*TO DO*
Draw out every line with the word "EURUSD" from the listing below.

*SOURCE MATERIAL*
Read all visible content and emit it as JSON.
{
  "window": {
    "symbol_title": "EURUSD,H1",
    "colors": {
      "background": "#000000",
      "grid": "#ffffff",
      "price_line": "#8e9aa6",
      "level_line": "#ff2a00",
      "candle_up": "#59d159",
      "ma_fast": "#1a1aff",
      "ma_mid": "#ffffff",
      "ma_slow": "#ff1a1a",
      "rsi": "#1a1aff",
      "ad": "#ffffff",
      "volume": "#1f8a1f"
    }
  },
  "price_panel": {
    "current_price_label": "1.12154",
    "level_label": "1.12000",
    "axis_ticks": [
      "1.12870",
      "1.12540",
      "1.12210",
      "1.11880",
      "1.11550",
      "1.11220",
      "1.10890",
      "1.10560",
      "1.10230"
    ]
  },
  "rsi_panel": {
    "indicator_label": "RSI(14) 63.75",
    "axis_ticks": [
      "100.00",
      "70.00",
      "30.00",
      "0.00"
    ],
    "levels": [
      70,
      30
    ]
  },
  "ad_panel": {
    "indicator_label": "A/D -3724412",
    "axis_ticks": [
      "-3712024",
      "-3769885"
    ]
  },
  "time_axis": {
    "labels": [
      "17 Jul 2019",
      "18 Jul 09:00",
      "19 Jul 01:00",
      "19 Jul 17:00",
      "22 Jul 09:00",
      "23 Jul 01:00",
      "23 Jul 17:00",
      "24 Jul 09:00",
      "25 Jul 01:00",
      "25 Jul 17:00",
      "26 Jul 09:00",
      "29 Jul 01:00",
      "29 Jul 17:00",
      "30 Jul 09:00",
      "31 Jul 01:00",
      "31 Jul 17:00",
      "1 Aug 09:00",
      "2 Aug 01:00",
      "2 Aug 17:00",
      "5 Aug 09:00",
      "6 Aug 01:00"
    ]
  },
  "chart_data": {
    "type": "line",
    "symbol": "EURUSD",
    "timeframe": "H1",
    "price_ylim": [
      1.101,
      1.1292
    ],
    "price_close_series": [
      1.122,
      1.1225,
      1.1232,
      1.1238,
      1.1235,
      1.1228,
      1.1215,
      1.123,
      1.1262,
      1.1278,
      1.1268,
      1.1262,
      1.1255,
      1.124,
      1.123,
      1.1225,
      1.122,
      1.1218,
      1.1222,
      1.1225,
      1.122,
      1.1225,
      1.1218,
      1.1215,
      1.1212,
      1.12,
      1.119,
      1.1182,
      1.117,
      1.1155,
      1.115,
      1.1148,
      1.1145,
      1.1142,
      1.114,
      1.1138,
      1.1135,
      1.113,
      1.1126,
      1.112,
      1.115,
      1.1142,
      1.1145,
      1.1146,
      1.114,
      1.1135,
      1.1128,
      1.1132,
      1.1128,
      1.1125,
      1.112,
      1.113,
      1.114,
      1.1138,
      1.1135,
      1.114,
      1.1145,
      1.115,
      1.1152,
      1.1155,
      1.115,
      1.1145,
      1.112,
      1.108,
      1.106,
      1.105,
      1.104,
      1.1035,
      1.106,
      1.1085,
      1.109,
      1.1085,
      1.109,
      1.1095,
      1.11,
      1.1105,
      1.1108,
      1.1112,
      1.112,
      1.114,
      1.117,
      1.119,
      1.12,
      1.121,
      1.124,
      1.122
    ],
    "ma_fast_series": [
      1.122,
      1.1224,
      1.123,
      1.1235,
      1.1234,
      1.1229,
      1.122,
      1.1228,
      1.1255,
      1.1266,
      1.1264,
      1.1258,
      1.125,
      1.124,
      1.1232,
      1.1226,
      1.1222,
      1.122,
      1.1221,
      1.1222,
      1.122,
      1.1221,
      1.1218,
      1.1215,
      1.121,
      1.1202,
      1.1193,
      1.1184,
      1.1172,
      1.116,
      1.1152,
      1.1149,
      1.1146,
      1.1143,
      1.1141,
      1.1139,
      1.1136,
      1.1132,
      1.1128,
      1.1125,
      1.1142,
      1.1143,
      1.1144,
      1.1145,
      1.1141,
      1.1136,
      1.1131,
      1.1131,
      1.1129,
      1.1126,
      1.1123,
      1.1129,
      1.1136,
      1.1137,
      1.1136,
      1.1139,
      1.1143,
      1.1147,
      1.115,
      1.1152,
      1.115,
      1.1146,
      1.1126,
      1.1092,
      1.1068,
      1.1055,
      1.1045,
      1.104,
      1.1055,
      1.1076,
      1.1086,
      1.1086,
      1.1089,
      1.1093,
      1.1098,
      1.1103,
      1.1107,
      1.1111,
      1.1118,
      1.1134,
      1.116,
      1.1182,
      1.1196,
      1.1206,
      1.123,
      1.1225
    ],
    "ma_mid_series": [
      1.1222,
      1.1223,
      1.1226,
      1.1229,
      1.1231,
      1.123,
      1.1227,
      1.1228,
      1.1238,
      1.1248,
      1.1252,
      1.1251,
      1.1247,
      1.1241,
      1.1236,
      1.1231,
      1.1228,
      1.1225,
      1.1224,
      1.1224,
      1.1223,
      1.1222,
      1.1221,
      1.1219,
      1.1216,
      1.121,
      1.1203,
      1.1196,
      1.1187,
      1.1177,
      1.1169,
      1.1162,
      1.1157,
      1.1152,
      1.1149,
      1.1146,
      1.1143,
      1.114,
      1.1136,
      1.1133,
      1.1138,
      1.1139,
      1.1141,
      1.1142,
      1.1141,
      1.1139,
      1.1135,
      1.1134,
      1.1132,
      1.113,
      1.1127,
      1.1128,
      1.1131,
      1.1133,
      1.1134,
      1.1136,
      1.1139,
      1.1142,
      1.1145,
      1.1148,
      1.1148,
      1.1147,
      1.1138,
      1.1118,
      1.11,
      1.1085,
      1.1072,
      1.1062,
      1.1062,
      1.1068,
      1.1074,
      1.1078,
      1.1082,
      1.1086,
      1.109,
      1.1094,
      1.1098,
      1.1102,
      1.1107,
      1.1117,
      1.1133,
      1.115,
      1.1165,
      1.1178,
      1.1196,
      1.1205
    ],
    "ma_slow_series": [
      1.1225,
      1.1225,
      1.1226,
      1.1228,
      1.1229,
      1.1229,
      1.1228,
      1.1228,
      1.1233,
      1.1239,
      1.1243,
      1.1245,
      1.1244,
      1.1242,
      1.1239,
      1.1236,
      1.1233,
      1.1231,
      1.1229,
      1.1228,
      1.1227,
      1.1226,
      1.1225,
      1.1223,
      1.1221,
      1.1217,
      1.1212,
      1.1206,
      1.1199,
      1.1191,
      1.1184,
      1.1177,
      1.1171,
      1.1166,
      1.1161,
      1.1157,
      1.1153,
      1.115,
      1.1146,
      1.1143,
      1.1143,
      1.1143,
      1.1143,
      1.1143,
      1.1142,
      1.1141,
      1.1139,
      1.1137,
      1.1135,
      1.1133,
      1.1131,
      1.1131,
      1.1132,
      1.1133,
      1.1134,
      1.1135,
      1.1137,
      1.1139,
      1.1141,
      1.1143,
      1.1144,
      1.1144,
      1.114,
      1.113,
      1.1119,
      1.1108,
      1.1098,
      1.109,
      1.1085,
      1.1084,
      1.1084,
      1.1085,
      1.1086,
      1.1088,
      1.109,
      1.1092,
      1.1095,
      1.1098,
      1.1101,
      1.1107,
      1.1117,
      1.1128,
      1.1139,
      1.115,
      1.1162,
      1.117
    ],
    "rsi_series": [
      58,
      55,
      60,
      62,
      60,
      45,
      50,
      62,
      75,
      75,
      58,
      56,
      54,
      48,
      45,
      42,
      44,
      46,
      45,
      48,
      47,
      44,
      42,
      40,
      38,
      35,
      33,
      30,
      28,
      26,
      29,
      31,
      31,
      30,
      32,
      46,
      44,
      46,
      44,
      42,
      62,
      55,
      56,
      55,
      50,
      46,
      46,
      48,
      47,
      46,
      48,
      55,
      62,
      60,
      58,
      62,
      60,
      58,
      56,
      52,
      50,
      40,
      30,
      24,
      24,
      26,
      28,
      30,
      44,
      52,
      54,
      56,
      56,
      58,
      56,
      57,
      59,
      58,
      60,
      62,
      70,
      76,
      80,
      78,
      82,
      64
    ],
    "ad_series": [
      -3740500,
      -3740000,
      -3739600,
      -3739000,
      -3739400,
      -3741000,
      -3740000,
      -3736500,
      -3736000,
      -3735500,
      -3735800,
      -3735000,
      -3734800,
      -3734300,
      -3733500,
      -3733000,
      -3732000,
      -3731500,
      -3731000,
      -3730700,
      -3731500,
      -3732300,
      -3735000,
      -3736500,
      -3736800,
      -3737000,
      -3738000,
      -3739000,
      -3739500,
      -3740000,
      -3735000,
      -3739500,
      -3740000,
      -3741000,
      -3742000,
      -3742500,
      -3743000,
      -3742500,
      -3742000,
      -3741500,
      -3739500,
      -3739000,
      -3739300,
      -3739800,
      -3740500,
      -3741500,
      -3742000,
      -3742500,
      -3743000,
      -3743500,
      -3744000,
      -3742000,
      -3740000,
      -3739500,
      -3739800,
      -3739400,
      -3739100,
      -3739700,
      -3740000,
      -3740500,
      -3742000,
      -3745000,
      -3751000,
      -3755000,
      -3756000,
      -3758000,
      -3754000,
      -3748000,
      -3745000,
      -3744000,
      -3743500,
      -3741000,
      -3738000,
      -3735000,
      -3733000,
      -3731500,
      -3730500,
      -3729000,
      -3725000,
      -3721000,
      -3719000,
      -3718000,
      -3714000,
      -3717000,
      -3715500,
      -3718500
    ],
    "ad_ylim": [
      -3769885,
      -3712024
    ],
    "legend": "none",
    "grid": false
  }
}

*SOLUTION FOR THIS EXERCISE*
    "symbol_title": "EURUSD,H1",
    "symbol": "EURUSD",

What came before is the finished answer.